======== Extracted data ========

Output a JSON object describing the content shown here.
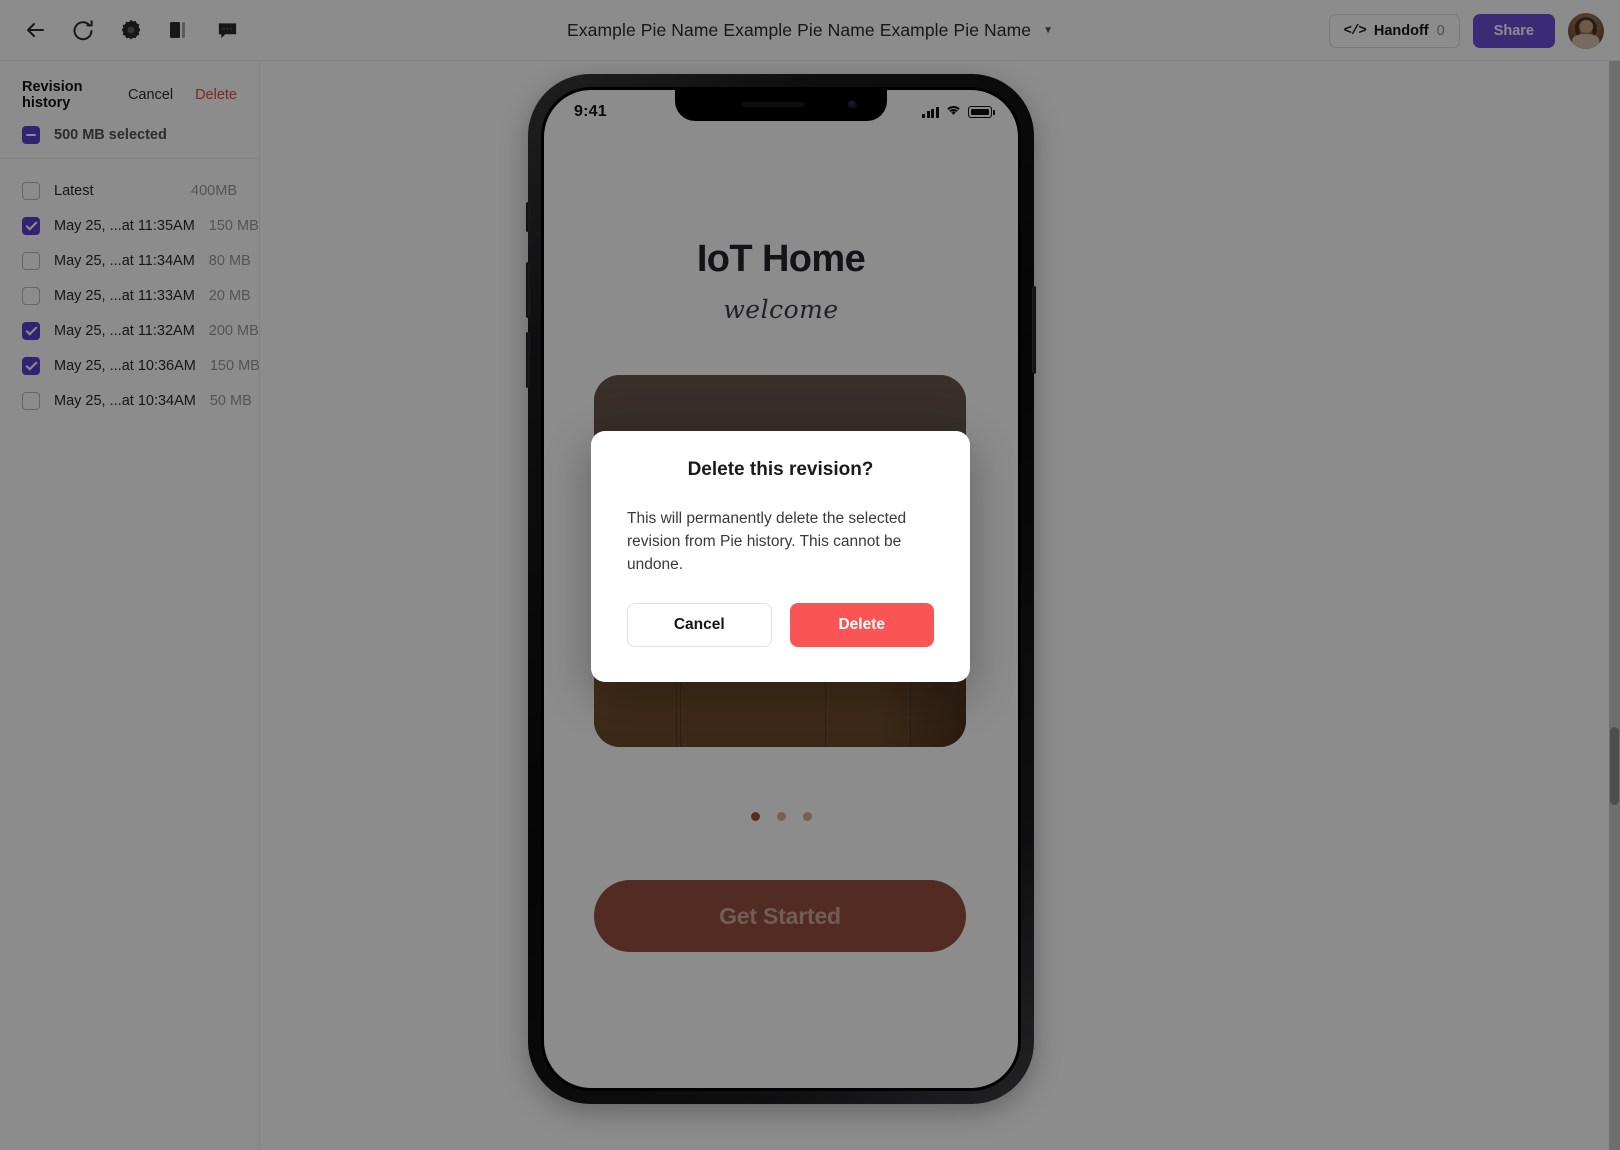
{
  "toolbar": {
    "icons": [
      {
        "name": "back-icon",
        "label": "Back"
      },
      {
        "name": "reload-icon",
        "label": "Reload"
      },
      {
        "name": "settings-gear-icon",
        "label": "Settings"
      },
      {
        "name": "split-panel-icon",
        "label": "Panels"
      },
      {
        "name": "comment-icon",
        "label": "Comments"
      }
    ],
    "title": "Example Pie Name Example Pie Name Example Pie Name",
    "title_caret": "▼",
    "handoff_glyph": "</>",
    "handoff_label": "Handoff",
    "handoff_count": "0",
    "share_label": "Share",
    "avatar_name": "user-avatar"
  },
  "sidebar": {
    "title": "Revision history",
    "cancel_label": "Cancel",
    "delete_label": "Delete",
    "selected_label": "500 MB selected",
    "select_all_state": "mixed",
    "revisions": [
      {
        "label": "Latest",
        "size": "400MB",
        "checked": false
      },
      {
        "label": "May 25, ...at 11:35AM",
        "size": "150 MB",
        "checked": true
      },
      {
        "label": "May 25, ...at 11:34AM",
        "size": "80 MB",
        "checked": false
      },
      {
        "label": "May 25, ...at 11:33AM",
        "size": "20 MB",
        "checked": false
      },
      {
        "label": "May 25, ...at 11:32AM",
        "size": "200 MB",
        "checked": true
      },
      {
        "label": "May 25, ...at 10:36AM",
        "size": "150 MB",
        "checked": true
      },
      {
        "label": "May 25, ...at 10:34AM",
        "size": "50 MB",
        "checked": false
      }
    ]
  },
  "preview": {
    "status_time": "9:41",
    "app_title": "IoT Home",
    "app_subtitle": "welcome",
    "cta_label": "Get Started",
    "carousel": {
      "count": 3,
      "active_index": 0
    }
  },
  "dialog": {
    "title": "Delete this revision?",
    "body": "This will permanently delete the selected revision from Pie history. This cannot be undone.",
    "cancel_label": "Cancel",
    "delete_label": "Delete"
  },
  "colors": {
    "accent_purple": "#5b3ecf",
    "share_purple": "#6b4fd8",
    "danger_red": "#e8463f",
    "delete_button": "#fb5454",
    "cta_brown": "#96503e",
    "dot_active": "#a4532f"
  }
}
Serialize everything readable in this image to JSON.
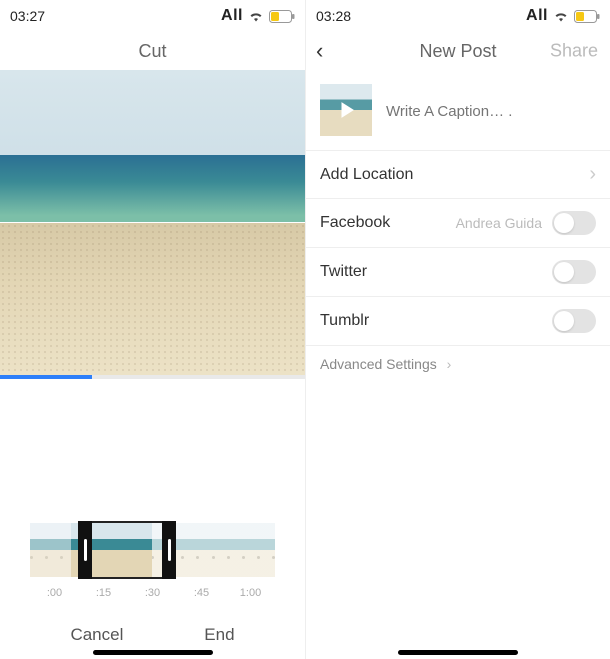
{
  "left": {
    "status": {
      "time": "03:27",
      "carrier": "All"
    },
    "nav": {
      "title": "Cut"
    },
    "progress": {
      "percent": 30
    },
    "timeline": {
      "ticks": [
        ":00",
        ":15",
        ":30",
        ":45",
        "1:00"
      ],
      "trim_start_tick": ":15",
      "trim_end_tick": ":30"
    },
    "actions": {
      "cancel": "Cancel",
      "end": "End"
    }
  },
  "right": {
    "status": {
      "time": "03:28",
      "carrier": "All"
    },
    "nav": {
      "title": "New Post",
      "share": "Share"
    },
    "caption": {
      "placeholder": "Write A Caption… ."
    },
    "rows": {
      "location": {
        "label": "Add Location"
      },
      "facebook": {
        "label": "Facebook",
        "account": "Andrea Guida",
        "on": false
      },
      "twitter": {
        "label": "Twitter",
        "on": false
      },
      "tumblr": {
        "label": "Tumblr",
        "on": false
      },
      "advanced": {
        "label": "Advanced Settings"
      }
    }
  },
  "icons": {
    "wifi": "wifi-icon",
    "battery": "battery-icon",
    "back": "chevron-left-icon",
    "chevron_right": "chevron-right-icon",
    "play": "play-icon"
  },
  "colors": {
    "progress": "#2d7ff9",
    "battery_fill": "#f6c813"
  }
}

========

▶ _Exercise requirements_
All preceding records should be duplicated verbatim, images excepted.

▶ _Task output_
Output a JSON object describing the content shown here.
{
  "toolbar": {
    "icons": [
      {
        "name": "back-icon",
        "label": "Back"
      },
      {
        "name": "reload-icon",
        "label": "Reload"
      },
      {
        "name": "settings-gear-icon",
        "label": "Settings"
      },
      {
        "name": "split-panel-icon",
        "label": "Panels"
      },
      {
        "name": "comment-icon",
        "label": "Comments"
      }
    ],
    "title": "Example Pie Name Example Pie Name Example Pie Name",
    "title_caret": "▼",
    "handoff_glyph": "</>",
    "handoff_label": "Handoff",
    "handoff_count": "0",
    "share_label": "Share",
    "avatar_name": "user-avatar"
  },
  "sidebar": {
    "title": "Revision history",
    "cancel_label": "Cancel",
    "delete_label": "Delete",
    "selected_label": "500 MB selected",
    "select_all_state": "mixed",
    "revisions": [
      {
        "label": "Latest",
        "size": "400MB",
        "checked": false
      },
      {
        "label": "May 25, ...at 11:35AM",
        "size": "150 MB",
        "checked": true
      },
      {
        "label": "May 25, ...at 11:34AM",
        "size": "80 MB",
        "checked": false
      },
      {
        "label": "May 25, ...at 11:33AM",
        "size": "20 MB",
        "checked": false
      },
      {
        "label": "May 25, ...at 11:32AM",
        "size": "200 MB",
        "checked": true
      },
      {
        "label": "May 25, ...at 10:36AM",
        "size": "150 MB",
        "checked": true
      },
      {
        "label": "May 25, ...at 10:34AM",
        "size": "50 MB",
        "checked": false
      }
    ]
  },
  "preview": {
    "status_time": "9:41",
    "app_title": "IoT Home",
    "app_subtitle": "welcome",
    "cta_label": "Get Started",
    "carousel": {
      "count": 3,
      "active_index": 0
    }
  },
  "dialog": {
    "title": "Delete this revision?",
    "body": "This will permanently delete the selected revision from Pie history. This cannot be undone.",
    "cancel_label": "Cancel",
    "delete_label": "Delete"
  },
  "colors": {
    "accent_purple": "#5b3ecf",
    "share_purple": "#6b4fd8",
    "danger_red": "#e8463f",
    "delete_button": "#fb5454",
    "cta_brown": "#96503e",
    "dot_active": "#a4532f"
  }
}
Serialize everything readable in this image to JSON.
{
  "left": {
    "status": {
      "time": "03:27",
      "carrier": "All"
    },
    "nav": {
      "title": "Cut"
    },
    "progress": {
      "percent": 30
    },
    "timeline": {
      "ticks": [
        ":00",
        ":15",
        ":30",
        ":45",
        "1:00"
      ],
      "trim_start_tick": ":15",
      "trim_end_tick": ":30"
    },
    "actions": {
      "cancel": "Cancel",
      "end": "End"
    }
  },
  "right": {
    "status": {
      "time": "03:28",
      "carrier": "All"
    },
    "nav": {
      "title": "New Post",
      "share": "Share"
    },
    "caption": {
      "placeholder": "Write A Caption… ."
    },
    "rows": {
      "location": {
        "label": "Add Location"
      },
      "facebook": {
        "label": "Facebook",
        "account": "Andrea Guida",
        "on": false
      },
      "twitter": {
        "label": "Twitter",
        "on": false
      },
      "tumblr": {
        "label": "Tumblr",
        "on": false
      },
      "advanced": {
        "label": "Advanced Settings"
      }
    }
  },
  "icons": {
    "wifi": "wifi-icon",
    "battery": "battery-icon",
    "back": "chevron-left-icon",
    "chevron_right": "chevron-right-icon",
    "play": "play-icon"
  },
  "colors": {
    "progress": "#2d7ff9",
    "battery_fill": "#f6c813"
  }
}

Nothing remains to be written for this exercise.